- _Exercise brief_
Repeat each entry as written, dropping any picture you find.

- _Information_

+-------+

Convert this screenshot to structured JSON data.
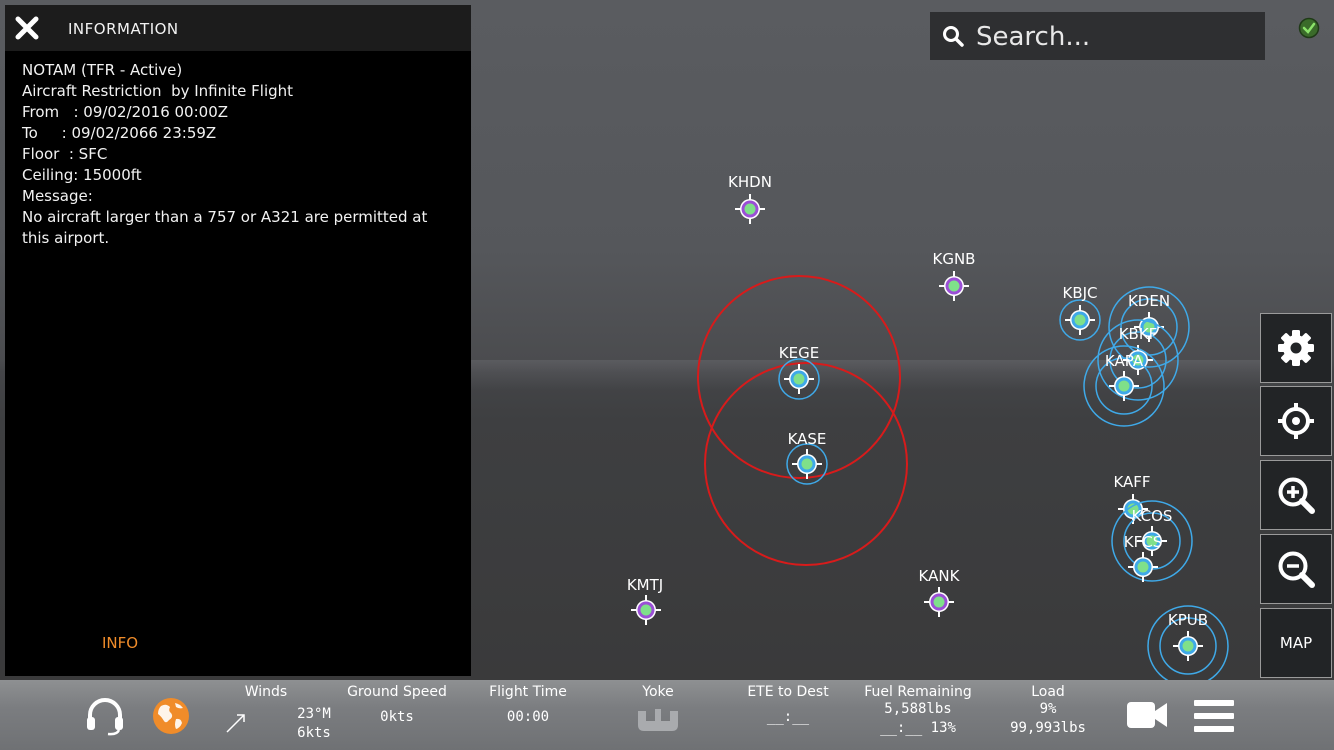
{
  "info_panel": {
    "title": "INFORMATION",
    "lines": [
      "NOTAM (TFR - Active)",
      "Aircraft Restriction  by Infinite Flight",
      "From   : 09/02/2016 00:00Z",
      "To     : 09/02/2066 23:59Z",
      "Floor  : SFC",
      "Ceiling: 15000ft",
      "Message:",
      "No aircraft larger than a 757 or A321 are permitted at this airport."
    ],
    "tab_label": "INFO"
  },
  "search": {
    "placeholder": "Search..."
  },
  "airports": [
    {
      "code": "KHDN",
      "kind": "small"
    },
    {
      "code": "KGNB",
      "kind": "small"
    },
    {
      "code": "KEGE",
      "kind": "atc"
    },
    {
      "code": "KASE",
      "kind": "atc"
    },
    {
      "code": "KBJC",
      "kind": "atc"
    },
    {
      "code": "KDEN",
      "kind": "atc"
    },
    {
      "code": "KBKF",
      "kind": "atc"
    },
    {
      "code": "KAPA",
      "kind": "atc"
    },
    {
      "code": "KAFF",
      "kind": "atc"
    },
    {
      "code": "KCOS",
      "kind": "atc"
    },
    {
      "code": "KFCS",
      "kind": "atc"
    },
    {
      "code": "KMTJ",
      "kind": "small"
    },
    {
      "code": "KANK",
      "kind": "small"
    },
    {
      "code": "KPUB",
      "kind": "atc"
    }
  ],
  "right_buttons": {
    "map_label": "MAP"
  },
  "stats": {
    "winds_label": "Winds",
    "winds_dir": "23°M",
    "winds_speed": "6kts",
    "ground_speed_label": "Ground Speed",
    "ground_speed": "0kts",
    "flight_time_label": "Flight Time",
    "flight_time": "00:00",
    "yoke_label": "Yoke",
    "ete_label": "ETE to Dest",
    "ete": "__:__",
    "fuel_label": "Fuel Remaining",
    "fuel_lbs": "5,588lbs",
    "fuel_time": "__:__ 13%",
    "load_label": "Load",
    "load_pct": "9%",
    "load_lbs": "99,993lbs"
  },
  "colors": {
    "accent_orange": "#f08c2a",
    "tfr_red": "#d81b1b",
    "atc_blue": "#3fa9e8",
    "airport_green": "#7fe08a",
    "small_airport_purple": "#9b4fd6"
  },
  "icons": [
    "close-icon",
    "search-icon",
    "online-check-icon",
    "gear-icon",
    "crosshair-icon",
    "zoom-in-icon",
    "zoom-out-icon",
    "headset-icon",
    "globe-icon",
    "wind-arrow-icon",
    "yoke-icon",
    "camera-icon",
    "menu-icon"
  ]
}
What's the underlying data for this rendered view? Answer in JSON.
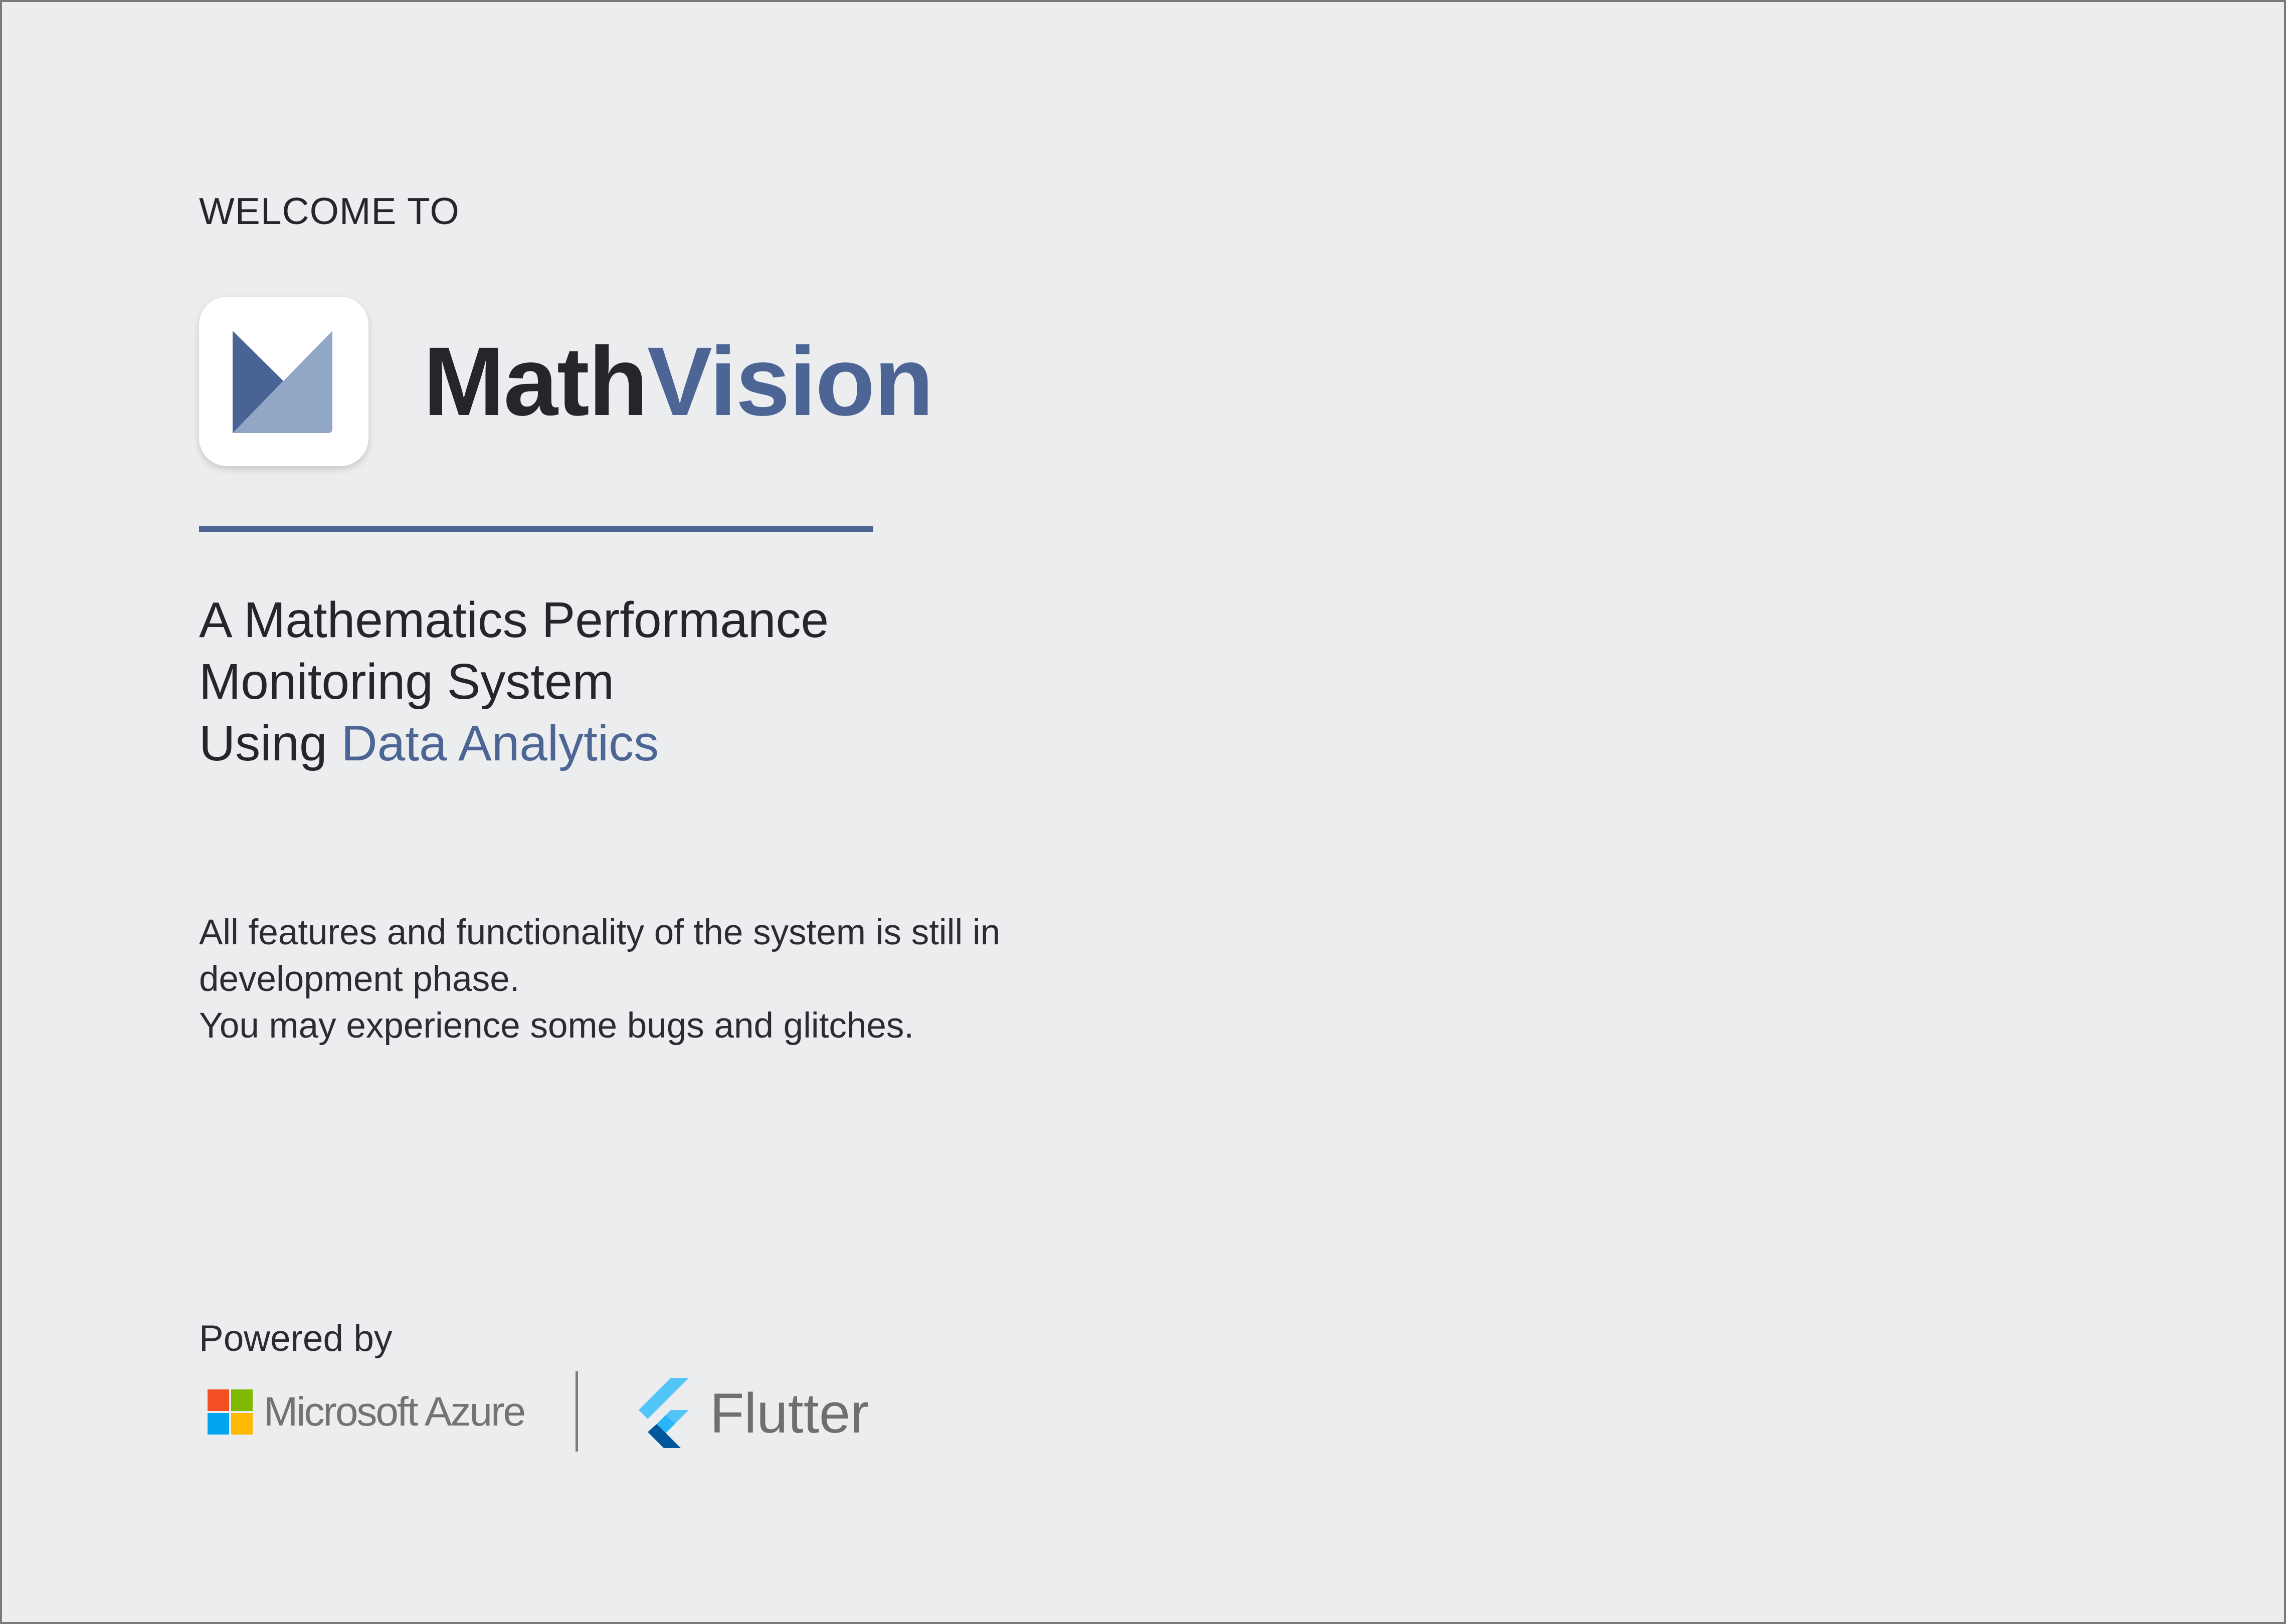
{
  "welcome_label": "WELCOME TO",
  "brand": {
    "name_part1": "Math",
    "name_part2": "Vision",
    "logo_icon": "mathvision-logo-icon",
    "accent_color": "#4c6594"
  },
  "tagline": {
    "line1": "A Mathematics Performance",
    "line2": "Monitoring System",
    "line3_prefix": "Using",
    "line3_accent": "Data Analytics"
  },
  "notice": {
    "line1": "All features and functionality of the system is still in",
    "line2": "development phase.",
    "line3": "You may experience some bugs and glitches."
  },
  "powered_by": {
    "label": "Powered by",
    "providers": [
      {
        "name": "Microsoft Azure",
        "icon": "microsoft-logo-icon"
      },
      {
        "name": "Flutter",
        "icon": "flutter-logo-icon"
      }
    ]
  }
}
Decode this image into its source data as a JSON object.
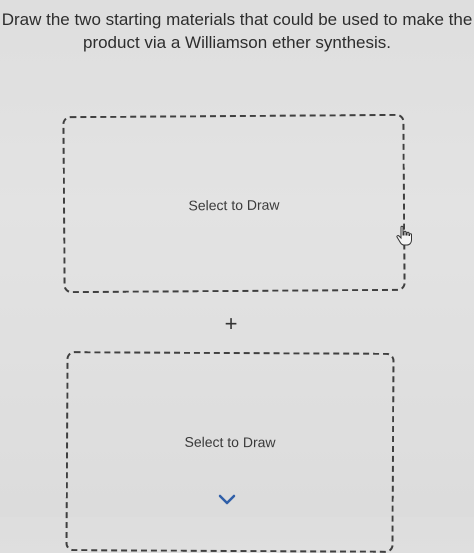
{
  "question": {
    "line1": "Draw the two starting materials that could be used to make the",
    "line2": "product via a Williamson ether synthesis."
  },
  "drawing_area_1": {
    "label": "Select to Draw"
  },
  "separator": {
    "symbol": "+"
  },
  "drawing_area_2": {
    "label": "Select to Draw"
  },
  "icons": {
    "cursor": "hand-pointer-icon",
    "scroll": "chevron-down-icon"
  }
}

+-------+

- _Written solution_
Convert this screenshot to structured JSON data.
{
  "info_panel": {
    "title": "INFORMATION",
    "lines": [
      "NOTAM (TFR - Active)",
      "Aircraft Restriction  by Infinite Flight",
      "From   : 09/02/2016 00:00Z",
      "To     : 09/02/2066 23:59Z",
      "Floor  : SFC",
      "Ceiling: 15000ft",
      "Message:",
      "No aircraft larger than a 757 or A321 are permitted at this airport."
    ],
    "tab_label": "INFO"
  },
  "search": {
    "placeholder": "Search..."
  },
  "airports": [
    {
      "code": "KHDN",
      "kind": "small"
    },
    {
      "code": "KGNB",
      "kind": "small"
    },
    {
      "code": "KEGE",
      "kind": "atc"
    },
    {
      "code": "KASE",
      "kind": "atc"
    },
    {
      "code": "KBJC",
      "kind": "atc"
    },
    {
      "code": "KDEN",
      "kind": "atc"
    },
    {
      "code": "KBKF",
      "kind": "atc"
    },
    {
      "code": "KAPA",
      "kind": "atc"
    },
    {
      "code": "KAFF",
      "kind": "atc"
    },
    {
      "code": "KCOS",
      "kind": "atc"
    },
    {
      "code": "KFCS",
      "kind": "atc"
    },
    {
      "code": "KMTJ",
      "kind": "small"
    },
    {
      "code": "KANK",
      "kind": "small"
    },
    {
      "code": "KPUB",
      "kind": "atc"
    }
  ],
  "right_buttons": {
    "map_label": "MAP"
  },
  "stats": {
    "winds_label": "Winds",
    "winds_dir": "23°M",
    "winds_speed": "6kts",
    "ground_speed_label": "Ground Speed",
    "ground_speed": "0kts",
    "flight_time_label": "Flight Time",
    "flight_time": "00:00",
    "yoke_label": "Yoke",
    "ete_label": "ETE to Dest",
    "ete": "__:__",
    "fuel_label": "Fuel Remaining",
    "fuel_lbs": "5,588lbs",
    "fuel_time": "__:__ 13%",
    "load_label": "Load",
    "load_pct": "9%",
    "load_lbs": "99,993lbs"
  },
  "colors": {
    "accent_orange": "#f08c2a",
    "tfr_red": "#d81b1b",
    "atc_blue": "#3fa9e8",
    "airport_green": "#7fe08a",
    "small_airport_purple": "#9b4fd6"
  },
  "icons": [
    "close-icon",
    "search-icon",
    "online-check-icon",
    "gear-icon",
    "crosshair-icon",
    "zoom-in-icon",
    "zoom-out-icon",
    "headset-icon",
    "globe-icon",
    "wind-arrow-icon",
    "yoke-icon",
    "camera-icon",
    "menu-icon"
  ]
}
What's the underlying data for this rendered view? Answer in JSON.
{
  "welcome_label": "WELCOME TO",
  "brand": {
    "name_part1": "Math",
    "name_part2": "Vision",
    "logo_icon": "mathvision-logo-icon",
    "accent_color": "#4c6594"
  },
  "tagline": {
    "line1": "A Mathematics Performance",
    "line2": "Monitoring System",
    "line3_prefix": "Using",
    "line3_accent": "Data Analytics"
  },
  "notice": {
    "line1": "All features and functionality of the system is still in",
    "line2": "development phase.",
    "line3": "You may experience some bugs and glitches."
  },
  "powered_by": {
    "label": "Powered by",
    "providers": [
      {
        "name": "Microsoft Azure",
        "icon": "microsoft-logo-icon"
      },
      {
        "name": "Flutter",
        "icon": "flutter-logo-icon"
      }
    ]
  }
}
Decode this image into its source data as a JSON object.
{
  "question": {
    "line1": "Draw the two starting materials that could be used to make the",
    "line2": "product via a Williamson ether synthesis."
  },
  "drawing_area_1": {
    "label": "Select to Draw"
  },
  "separator": {
    "symbol": "+"
  },
  "drawing_area_2": {
    "label": "Select to Draw"
  },
  "icons": {
    "cursor": "hand-pointer-icon",
    "scroll": "chevron-down-icon"
  }
}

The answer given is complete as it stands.